Prof. Keir Reeves, Director of CRCAH, is excited to welcome everyone to the new CRCAH facility in the Old Chemistry Building at SMB Campus, Ballarat. "It's wonderful to see this old building full of life again", said Keir. "It's important that dialogue and ideas are exchanged in an open and interesting way like we're seeing at the Discussion Group. This is how collaboration really starts."

The Discussion Group is open to all who are interested in history and place - not just CRCAH and FedUni staff and students.

Keir is keen to welcome even more people next time. "Hopefully the weather will be better in spring and we can enjoy a drink and bite together to keep celebrating this great new Centre and our shared interest in urban and regional history."

Contact: David McGinniss davidmcginniss@students.federation.edu.au

Image courtesy of James Pasakos


FedUni to host 2016 AHA conference

The Australian Historical Association (AHA) has invited CRCAH Director Professor Keir Reeves to convene the 2016 AHA conference, and for Federation University Australia to organise and host the event.

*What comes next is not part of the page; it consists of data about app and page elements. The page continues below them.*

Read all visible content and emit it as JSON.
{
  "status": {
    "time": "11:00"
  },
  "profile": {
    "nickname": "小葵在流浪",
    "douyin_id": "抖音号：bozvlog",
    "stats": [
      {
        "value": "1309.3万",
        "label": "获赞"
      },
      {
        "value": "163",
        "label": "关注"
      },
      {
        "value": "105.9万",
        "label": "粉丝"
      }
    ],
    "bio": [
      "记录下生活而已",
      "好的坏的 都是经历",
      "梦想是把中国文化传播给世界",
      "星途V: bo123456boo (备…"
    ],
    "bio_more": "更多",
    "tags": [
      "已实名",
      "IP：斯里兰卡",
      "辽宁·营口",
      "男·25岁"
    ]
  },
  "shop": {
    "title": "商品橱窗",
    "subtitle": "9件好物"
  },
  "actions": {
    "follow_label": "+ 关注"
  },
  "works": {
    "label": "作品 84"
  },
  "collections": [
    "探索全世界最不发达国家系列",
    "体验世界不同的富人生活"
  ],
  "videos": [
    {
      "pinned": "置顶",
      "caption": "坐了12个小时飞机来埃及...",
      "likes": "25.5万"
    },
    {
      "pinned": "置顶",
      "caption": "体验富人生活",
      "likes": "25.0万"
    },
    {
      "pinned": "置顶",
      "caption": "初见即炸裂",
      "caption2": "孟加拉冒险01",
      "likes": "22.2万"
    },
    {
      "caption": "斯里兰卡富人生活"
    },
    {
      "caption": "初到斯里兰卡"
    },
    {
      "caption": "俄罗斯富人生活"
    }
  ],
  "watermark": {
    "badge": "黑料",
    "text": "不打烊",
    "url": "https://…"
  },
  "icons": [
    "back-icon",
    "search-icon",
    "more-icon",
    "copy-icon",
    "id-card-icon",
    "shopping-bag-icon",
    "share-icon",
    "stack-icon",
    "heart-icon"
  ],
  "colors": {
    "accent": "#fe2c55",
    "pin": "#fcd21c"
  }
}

The AHA is the premier national organisation of historians working in all fields of history.

The conference will be held in Ballarat during the week of Tuesday 5 – Friday 8 July 2016. Goldfields site visits and ancillary event are scheduled for Saturday 9 July.

The conference theme is From Boom to Bust

Please visit the AHA 2016 conference site for the call for papers and for further information.

For all enquiries, please contact aha2016@federation.edu.au

Image: Jane Brown, Mining Machinery, Line of Lode Miners Memorial Complex, Broken Hill, 2014, from the series The Sievers Project, hand printed and toned, silver gelatin print on fibre based paper.
Courtesy of the artist and Stills Gallery, Sydney


CRCAH HDR professional development seminars

Dr Rani Kerin convenes weekly professional development seminars for higher degree research students. View program (docx, 275kb)